    Quote from asoldierswife05
    and I believe that an atheist can be an exceptional nurse...it is not my place to judge. But I would like to add, that I find atheist more intolerant of my Christian beliefs than I am of there non-believing position.
    I'm sorry that's been your experience. In the US, I have never worked anywhere that Christians are not in the majority. I respect their beliefs and only ask that they respect the beliefs of others. I have had several of them try to "save" me by making me a good Christian like them. It used to offend me, but now I just take the attitude that they are only trying to introduce me to something they think I will like, just like someone recommending a good restaurant. With that attitude, I just politely brush it off and usually they get the message and leave it at that.

    The only time I have a problem with anyone's religious beliefs is when they encourage intolerance. We deal with a lot of families that are not married, including same sex couples. When I see the venom from some nurses who would call themselves Christians or spiritual, it just reinforces the belief that I have that religion is not a requirement for being a good nurse. For some nurses, like you, it will make them better at what they do. For others, it will make them worse. There is no hard and fast rule.
    Last edit by fergus51 on Oct 29, '05
    badmamajama and ChelseaLynn1623 like this.
  9. 0
    Even within Christianity there is a lack of understanding of others' beliefs by some that can progress to intolerance in severe cases. For instance, I am a practicing Catholic in the Bible Belt (largely Baptist and Congregational Holiness). We are a definite minority and viewed as "odd" by some...there is a local physician who happens to belong to our parish, and although he has lived in this area much longer than I , he tells me that he often has to "defend his faith". It does seem that some of the predominant denominations in the area's members are more prone to proselytize. Many times I have been asked by a patient out of the blue.."Where do you go to church?". I don't feel that this is any of their business but I answer them truthfully. I cannot fathom asking a patient that though!!! As if where I went to church would make a difference in the quality of care I gave?

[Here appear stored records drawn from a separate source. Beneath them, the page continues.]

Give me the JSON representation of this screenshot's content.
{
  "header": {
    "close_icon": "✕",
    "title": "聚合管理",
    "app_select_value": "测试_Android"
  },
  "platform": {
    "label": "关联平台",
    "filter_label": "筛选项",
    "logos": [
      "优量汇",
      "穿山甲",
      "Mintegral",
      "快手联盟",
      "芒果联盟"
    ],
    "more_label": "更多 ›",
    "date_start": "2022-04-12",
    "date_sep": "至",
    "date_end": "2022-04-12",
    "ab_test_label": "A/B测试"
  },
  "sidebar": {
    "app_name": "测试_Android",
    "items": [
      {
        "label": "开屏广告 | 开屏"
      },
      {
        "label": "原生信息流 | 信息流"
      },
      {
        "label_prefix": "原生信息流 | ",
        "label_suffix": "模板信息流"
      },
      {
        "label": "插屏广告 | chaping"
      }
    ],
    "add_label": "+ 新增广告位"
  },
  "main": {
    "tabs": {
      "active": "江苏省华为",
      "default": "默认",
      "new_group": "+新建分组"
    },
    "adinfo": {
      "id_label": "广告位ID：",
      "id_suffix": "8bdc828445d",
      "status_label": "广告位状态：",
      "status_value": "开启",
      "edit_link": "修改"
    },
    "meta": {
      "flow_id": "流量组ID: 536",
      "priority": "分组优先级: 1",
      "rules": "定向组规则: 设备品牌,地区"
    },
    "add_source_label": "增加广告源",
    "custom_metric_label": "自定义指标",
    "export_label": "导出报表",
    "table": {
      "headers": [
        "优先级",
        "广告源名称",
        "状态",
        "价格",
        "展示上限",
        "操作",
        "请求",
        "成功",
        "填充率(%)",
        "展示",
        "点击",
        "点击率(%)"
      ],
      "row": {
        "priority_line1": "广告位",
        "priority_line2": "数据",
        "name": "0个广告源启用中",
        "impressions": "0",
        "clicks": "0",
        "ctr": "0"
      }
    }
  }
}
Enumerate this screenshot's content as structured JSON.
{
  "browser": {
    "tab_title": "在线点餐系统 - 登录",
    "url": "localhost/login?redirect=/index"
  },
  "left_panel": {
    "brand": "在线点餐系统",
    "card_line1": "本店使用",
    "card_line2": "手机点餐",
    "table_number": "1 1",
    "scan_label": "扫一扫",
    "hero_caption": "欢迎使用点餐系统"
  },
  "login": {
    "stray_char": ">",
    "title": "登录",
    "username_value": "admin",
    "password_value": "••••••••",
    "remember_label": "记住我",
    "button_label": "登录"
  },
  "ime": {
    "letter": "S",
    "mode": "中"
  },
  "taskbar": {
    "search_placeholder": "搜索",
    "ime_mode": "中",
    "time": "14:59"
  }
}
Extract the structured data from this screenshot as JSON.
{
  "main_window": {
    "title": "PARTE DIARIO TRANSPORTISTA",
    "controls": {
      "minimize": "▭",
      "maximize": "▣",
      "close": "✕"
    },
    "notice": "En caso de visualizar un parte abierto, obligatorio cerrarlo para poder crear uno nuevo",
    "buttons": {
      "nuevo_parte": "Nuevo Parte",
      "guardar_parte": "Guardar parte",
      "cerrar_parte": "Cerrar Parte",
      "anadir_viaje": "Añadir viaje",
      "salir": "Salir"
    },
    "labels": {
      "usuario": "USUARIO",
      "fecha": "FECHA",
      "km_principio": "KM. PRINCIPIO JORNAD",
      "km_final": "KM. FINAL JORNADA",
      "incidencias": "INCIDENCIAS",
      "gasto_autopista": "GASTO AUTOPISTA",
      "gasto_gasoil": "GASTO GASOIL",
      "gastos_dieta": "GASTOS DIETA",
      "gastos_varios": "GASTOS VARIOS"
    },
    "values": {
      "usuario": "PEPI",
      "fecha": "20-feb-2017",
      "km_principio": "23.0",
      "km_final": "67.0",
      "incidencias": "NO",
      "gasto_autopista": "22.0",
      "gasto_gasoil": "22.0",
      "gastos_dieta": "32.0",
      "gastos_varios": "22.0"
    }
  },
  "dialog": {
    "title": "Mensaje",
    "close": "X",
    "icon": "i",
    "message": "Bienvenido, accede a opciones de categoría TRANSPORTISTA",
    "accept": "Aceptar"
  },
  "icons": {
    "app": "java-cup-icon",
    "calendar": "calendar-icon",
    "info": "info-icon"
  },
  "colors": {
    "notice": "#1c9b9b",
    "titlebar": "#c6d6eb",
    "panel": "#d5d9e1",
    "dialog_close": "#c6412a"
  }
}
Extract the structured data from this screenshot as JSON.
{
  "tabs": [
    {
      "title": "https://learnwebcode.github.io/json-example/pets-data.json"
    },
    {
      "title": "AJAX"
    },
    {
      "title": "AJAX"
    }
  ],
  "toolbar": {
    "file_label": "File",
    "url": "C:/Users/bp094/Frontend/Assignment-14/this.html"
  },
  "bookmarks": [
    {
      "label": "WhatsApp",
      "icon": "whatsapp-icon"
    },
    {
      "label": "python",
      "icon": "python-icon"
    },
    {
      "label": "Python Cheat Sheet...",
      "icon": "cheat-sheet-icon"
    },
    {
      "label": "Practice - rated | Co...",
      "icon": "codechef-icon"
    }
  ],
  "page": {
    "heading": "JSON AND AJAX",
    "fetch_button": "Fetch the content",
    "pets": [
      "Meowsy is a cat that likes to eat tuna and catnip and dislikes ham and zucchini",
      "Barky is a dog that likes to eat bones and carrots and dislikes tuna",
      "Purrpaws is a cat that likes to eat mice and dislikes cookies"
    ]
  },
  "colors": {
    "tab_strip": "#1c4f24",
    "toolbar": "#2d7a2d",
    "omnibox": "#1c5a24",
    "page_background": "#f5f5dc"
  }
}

    I do not discuss religion with anyone unless specifically asked...nor do I foster my beliefs on anyone. I have friends from all walks of life and many denominations - Protestant, Jewish, Muslim and agnostic. My best friend of 30 years is an agnostic, as a matter of fact (but even she is very spiritual in her own way...and the most wonderful person ever).

    All that being said, my religion is mine, is private and important to me. I do think that being grounded in some sort of spiritual belief is important to deal with the stresses of nursing...also to help nurture that spirit of caring that is so essential to the job. But as to the variety or flavor of that belief...that is up to the individual.

    If a patient asks me to pray with them I will...If i enter a room and a pastor is there with the family praying or "laying on hands" I stop and observe silence at a very minimum.

    So in answer to the OP, perhaps religion is not essential to being a good nurse. Being a good and caring person is...and that is not necessarily quantified by churchgoing or open profession of religious belief.
  10. 0
    I dont think you need religion at all..
    . I am religious..
    . I just think you really need a love of people... and a drive to get by.!


    And a strong head, etc.........................good sense of humor.......


Top